+++ Data +++

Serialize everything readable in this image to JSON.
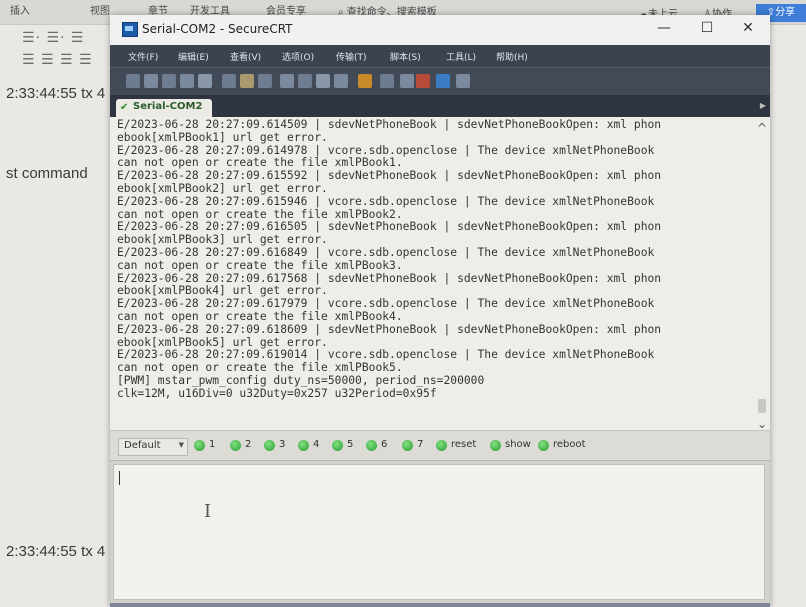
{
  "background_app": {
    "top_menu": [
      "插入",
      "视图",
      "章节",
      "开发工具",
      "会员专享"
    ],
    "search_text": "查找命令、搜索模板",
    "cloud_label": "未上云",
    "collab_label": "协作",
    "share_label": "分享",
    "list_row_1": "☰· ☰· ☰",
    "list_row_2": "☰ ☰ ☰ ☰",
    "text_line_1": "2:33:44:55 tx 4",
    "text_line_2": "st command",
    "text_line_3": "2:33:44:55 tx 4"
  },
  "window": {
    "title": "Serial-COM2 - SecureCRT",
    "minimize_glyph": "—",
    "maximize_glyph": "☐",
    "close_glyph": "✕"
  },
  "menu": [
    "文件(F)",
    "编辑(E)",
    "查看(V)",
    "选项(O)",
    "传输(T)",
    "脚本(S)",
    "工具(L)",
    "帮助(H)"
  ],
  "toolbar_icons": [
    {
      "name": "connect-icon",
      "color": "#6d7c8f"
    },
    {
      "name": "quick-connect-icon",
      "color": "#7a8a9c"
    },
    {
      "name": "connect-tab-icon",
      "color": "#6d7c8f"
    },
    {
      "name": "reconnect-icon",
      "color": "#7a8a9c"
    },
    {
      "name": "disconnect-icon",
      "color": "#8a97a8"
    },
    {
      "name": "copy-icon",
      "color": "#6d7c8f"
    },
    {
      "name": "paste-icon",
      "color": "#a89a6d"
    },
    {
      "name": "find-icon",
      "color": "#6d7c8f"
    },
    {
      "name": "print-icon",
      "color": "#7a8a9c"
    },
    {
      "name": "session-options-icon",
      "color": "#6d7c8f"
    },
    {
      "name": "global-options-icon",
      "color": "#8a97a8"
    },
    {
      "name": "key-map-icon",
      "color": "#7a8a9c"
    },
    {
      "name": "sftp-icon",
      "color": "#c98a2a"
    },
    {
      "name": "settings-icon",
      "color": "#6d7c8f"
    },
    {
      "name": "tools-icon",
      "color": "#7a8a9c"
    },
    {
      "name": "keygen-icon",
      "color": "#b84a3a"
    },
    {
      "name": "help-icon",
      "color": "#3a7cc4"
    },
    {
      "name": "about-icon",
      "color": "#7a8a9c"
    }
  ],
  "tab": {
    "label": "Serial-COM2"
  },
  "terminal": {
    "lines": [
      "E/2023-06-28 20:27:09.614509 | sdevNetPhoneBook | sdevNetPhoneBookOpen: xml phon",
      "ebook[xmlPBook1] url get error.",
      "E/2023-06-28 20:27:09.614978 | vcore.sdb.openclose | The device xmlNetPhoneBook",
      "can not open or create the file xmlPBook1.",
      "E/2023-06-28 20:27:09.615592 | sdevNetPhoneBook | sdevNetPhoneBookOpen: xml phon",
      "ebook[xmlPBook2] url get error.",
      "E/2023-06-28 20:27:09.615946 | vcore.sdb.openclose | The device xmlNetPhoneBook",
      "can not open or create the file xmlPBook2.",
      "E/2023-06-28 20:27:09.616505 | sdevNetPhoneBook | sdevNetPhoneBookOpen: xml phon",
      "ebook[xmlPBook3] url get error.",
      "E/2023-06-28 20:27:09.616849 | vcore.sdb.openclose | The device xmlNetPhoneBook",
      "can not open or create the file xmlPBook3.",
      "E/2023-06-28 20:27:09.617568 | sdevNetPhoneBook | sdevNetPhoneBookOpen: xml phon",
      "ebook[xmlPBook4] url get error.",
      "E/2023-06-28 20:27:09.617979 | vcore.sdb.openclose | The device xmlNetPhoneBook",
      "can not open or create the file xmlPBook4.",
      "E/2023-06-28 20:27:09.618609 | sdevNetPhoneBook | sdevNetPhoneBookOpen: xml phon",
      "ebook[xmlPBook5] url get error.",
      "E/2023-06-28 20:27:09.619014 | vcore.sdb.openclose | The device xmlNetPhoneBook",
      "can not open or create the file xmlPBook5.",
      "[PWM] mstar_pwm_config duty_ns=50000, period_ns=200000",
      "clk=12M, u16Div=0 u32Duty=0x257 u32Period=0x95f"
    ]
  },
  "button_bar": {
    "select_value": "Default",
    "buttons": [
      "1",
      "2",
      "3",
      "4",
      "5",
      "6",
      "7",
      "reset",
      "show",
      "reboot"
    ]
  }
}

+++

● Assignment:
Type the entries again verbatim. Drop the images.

● Result of the task:
Serialize everything readable in this image to JSON.
{
  "background_app": {
    "top_menu": [
      "插入",
      "视图",
      "章节",
      "开发工具",
      "会员专享"
    ],
    "search_text": "查找命令、搜索模板",
    "cloud_label": "未上云",
    "collab_label": "协作",
    "share_label": "分享",
    "list_row_1": "☰· ☰· ☰",
    "list_row_2": "☰ ☰ ☰ ☰",
    "text_line_1": "2:33:44:55 tx 4",
    "text_line_2": "st command",
    "text_line_3": "2:33:44:55 tx 4"
  },
  "window": {
    "title": "Serial-COM2 - SecureCRT",
    "minimize_glyph": "—",
    "maximize_glyph": "☐",
    "close_glyph": "✕"
  },
  "menu": [
    "文件(F)",
    "编辑(E)",
    "查看(V)",
    "选项(O)",
    "传输(T)",
    "脚本(S)",
    "工具(L)",
    "帮助(H)"
  ],
  "toolbar_icons": [
    {
      "name": "connect-icon",
      "color": "#6d7c8f"
    },
    {
      "name": "quick-connect-icon",
      "color": "#7a8a9c"
    },
    {
      "name": "connect-tab-icon",
      "color": "#6d7c8f"
    },
    {
      "name": "reconnect-icon",
      "color": "#7a8a9c"
    },
    {
      "name": "disconnect-icon",
      "color": "#8a97a8"
    },
    {
      "name": "copy-icon",
      "color": "#6d7c8f"
    },
    {
      "name": "paste-icon",
      "color": "#a89a6d"
    },
    {
      "name": "find-icon",
      "color": "#6d7c8f"
    },
    {
      "name": "print-icon",
      "color": "#7a8a9c"
    },
    {
      "name": "session-options-icon",
      "color": "#6d7c8f"
    },
    {
      "name": "global-options-icon",
      "color": "#8a97a8"
    },
    {
      "name": "key-map-icon",
      "color": "#7a8a9c"
    },
    {
      "name": "sftp-icon",
      "color": "#c98a2a"
    },
    {
      "name": "settings-icon",
      "color": "#6d7c8f"
    },
    {
      "name": "tools-icon",
      "color": "#7a8a9c"
    },
    {
      "name": "keygen-icon",
      "color": "#b84a3a"
    },
    {
      "name": "help-icon",
      "color": "#3a7cc4"
    },
    {
      "name": "about-icon",
      "color": "#7a8a9c"
    }
  ],
  "tab": {
    "label": "Serial-COM2"
  },
  "terminal": {
    "lines": [
      "E/2023-06-28 20:27:09.614509 | sdevNetPhoneBook | sdevNetPhoneBookOpen: xml phon",
      "ebook[xmlPBook1] url get error.",
      "E/2023-06-28 20:27:09.614978 | vcore.sdb.openclose | The device xmlNetPhoneBook",
      "can not open or create the file xmlPBook1.",
      "E/2023-06-28 20:27:09.615592 | sdevNetPhoneBook | sdevNetPhoneBookOpen: xml phon",
      "ebook[xmlPBook2] url get error.",
      "E/2023-06-28 20:27:09.615946 | vcore.sdb.openclose | The device xmlNetPhoneBook",
      "can not open or create the file xmlPBook2.",
      "E/2023-06-28 20:27:09.616505 | sdevNetPhoneBook | sdevNetPhoneBookOpen: xml phon",
      "ebook[xmlPBook3] url get error.",
      "E/2023-06-28 20:27:09.616849 | vcore.sdb.openclose | The device xmlNetPhoneBook",
      "can not open or create the file xmlPBook3.",
      "E/2023-06-28 20:27:09.617568 | sdevNetPhoneBook | sdevNetPhoneBookOpen: xml phon",
      "ebook[xmlPBook4] url get error.",
      "E/2023-06-28 20:27:09.617979 | vcore.sdb.openclose | The device xmlNetPhoneBook",
      "can not open or create the file xmlPBook4.",
      "E/2023-06-28 20:27:09.618609 | sdevNetPhoneBook | sdevNetPhoneBookOpen: xml phon",
      "ebook[xmlPBook5] url get error.",
      "E/2023-06-28 20:27:09.619014 | vcore.sdb.openclose | The device xmlNetPhoneBook",
      "can not open or create the file xmlPBook5.",
      "[PWM] mstar_pwm_config duty_ns=50000, period_ns=200000",
      "clk=12M, u16Div=0 u32Duty=0x257 u32Period=0x95f"
    ]
  },
  "button_bar": {
    "select_value": "Default",
    "buttons": [
      "1",
      "2",
      "3",
      "4",
      "5",
      "6",
      "7",
      "reset",
      "show",
      "reboot"
    ]
  }
}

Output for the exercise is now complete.